Change Foundation Inc is a PNG association, incorporated by Papua New Guineans from all walks of life who have decided to act to help eliminate the cause of gender-based violence and to rehabilitate victims and perpetrators. Founding members of Change Foundation include doctors, nurses, trauma counsellors, lawyers, accountants, entrepreneurs and ordinary Papua New Guineans in public and private sectors, both male and female.
Change Foundation is also supported by founding partners like Women’s Micro Bank, Human Development Institute, Rapid Response Ltd, Boroko Motors, Keko Cleaning & Beautification Services Ltd, Eagle PV Business Scheme Ltd, 4-Mile Medical Centre and others.
The foundation mission is to give love, faith and hope to GBV victims and perpetrators; its philosophy is Papua New Guineans caring, helping and supporting Papua New Guineans, and its purpose is to help rehabilitate victims and perpetrators of GBV in all provinces.

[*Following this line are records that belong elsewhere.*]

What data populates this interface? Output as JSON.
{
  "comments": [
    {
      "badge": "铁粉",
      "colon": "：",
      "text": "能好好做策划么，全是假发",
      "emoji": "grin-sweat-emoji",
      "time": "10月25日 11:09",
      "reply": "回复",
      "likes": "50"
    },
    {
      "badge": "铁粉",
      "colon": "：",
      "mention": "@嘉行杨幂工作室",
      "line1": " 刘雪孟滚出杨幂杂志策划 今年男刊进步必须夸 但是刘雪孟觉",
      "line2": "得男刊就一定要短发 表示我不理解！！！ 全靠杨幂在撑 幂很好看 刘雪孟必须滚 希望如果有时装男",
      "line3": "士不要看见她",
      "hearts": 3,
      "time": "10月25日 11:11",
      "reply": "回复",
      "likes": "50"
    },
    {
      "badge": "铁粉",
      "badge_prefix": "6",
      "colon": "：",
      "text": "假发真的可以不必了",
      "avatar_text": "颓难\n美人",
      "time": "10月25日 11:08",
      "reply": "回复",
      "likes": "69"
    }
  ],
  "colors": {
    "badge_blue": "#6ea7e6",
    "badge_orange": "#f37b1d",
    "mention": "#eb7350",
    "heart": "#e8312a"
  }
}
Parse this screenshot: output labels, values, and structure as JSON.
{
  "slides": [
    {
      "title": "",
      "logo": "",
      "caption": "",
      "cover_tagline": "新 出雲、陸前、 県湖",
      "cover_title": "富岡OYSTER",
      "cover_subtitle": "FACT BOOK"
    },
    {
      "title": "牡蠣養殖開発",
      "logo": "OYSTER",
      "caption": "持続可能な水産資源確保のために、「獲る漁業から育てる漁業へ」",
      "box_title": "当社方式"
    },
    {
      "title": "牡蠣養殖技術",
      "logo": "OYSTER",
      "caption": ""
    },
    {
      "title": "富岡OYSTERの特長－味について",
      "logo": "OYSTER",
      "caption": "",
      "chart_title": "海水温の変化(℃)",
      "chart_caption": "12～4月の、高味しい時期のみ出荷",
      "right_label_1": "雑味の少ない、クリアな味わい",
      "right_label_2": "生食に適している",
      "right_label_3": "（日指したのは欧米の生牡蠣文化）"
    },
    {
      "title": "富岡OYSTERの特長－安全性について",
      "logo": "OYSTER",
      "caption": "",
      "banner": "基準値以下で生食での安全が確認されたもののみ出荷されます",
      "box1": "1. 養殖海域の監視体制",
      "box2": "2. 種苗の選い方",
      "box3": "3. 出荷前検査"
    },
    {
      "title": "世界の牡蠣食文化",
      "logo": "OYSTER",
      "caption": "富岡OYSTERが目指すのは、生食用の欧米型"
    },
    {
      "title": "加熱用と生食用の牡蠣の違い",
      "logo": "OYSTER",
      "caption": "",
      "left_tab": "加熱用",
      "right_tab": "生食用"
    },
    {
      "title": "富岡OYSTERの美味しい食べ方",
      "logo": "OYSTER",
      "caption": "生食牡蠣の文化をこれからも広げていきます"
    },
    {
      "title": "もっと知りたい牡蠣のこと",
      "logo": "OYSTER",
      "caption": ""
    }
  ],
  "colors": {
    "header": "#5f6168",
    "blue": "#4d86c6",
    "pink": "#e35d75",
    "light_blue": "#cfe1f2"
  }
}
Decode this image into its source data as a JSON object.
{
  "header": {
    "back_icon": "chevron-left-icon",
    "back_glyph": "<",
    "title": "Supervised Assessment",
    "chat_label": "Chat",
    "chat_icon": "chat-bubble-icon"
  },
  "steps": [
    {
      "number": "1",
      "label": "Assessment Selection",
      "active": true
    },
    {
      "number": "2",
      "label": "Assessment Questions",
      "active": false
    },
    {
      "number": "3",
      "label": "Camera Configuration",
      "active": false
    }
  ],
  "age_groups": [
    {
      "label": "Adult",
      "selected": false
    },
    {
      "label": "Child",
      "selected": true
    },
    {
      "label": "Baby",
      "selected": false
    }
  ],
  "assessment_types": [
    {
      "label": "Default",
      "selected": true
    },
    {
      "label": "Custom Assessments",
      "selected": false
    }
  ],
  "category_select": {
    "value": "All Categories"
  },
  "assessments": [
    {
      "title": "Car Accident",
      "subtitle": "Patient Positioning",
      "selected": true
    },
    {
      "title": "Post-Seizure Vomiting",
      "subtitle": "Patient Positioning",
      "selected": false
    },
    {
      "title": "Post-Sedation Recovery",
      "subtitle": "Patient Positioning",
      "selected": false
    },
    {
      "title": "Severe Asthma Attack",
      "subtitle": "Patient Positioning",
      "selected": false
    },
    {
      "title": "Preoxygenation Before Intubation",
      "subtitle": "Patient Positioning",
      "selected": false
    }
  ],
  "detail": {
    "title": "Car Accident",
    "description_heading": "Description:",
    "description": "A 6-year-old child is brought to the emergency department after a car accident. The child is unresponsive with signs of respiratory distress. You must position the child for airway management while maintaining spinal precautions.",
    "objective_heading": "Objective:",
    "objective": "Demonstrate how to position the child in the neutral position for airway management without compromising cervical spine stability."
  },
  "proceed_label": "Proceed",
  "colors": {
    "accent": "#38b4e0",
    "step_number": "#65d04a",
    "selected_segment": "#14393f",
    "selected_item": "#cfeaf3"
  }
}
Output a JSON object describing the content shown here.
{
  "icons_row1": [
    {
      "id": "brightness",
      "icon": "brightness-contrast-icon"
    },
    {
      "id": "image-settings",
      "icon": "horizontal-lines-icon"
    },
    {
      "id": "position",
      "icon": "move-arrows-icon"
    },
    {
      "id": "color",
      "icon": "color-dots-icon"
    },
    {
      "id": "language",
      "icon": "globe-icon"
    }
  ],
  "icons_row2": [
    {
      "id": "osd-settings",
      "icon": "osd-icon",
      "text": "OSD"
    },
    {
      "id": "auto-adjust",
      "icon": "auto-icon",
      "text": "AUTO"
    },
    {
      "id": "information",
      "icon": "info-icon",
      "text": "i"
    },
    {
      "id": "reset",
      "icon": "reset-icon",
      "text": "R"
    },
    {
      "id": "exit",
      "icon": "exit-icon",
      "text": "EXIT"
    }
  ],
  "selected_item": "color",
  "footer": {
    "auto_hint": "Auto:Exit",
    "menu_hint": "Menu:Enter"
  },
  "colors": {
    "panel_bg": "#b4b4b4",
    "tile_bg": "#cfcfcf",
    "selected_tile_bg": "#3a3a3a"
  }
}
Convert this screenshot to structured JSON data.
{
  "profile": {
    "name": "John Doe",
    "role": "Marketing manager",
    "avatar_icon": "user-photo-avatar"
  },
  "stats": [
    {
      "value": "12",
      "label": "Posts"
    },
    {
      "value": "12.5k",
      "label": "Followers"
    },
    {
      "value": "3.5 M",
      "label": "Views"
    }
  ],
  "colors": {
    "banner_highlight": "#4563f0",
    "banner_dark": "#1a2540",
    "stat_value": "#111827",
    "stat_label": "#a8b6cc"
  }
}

The foundation’s objectives are to:

  1. Provide a tracking system to help prevent GBV
  2. Provide real time rapid response system to rescue victims of GBV
  3. Establish rehabilitation centres in all provinces which will become houses of love, faith and hope
  4. Provide professional help and support services to GBV victims including medical, legal and social matters
  5. Provide training to change mindsets using HDI Personal Viability Training programme
  6. Maintain a data base to record and track complaints, victims and perpetrators
  7. Establish income-generating projects for victims and rehabilitation centres to become self-reliant and financially independent
  8. Provide entrepreneur development using HDI business-class education system (PVBS) to help alleviate poverty
The highlight of the graduation on Sept 16 was the “adoption” druing which the graduates from the GBV group selected godparents or mentors to guide them as they practise their new-found knowledge and skills.

Among the group that graduated on Independence Day were re 11 GBV victims and perpetrators in the inaugural rehabilitation course and 10 volunteer workers who provided support to GBV victims. Also, seven trainee PVBS coaches attended to assist in rehabilitation work to change mindsets from poor to rich mindsets.
The course was conducted from Aug 31 to Sept 10 at the Human Development Institute office at 6-Mile Port Moresby.
One of the trainees in the group Bobby Mua testified of how he had struggled with a young family while fishing in Port Moresby waters to make a living.
“I am from Chimbu in the highlands but grew up with coastal people, learnt to fish and made that my means of survival. My group has been struggling to make money but with the training I have received, we can now organise ourselves better,” Mua said.
He presented a mounted black coral to HDI founder and training Samuel Tam (Papa Sam) in appreciation for what he said was life-changing knowledge and skills he had gained in the week-long PV training.
Tam was impressed with the interest shown by this group of students.
“This class is one of the best class I have ever trained because students are street-smart. They know how to survive in the streets and as a result they are street-savvy and their questions to me were from that street background,” he said.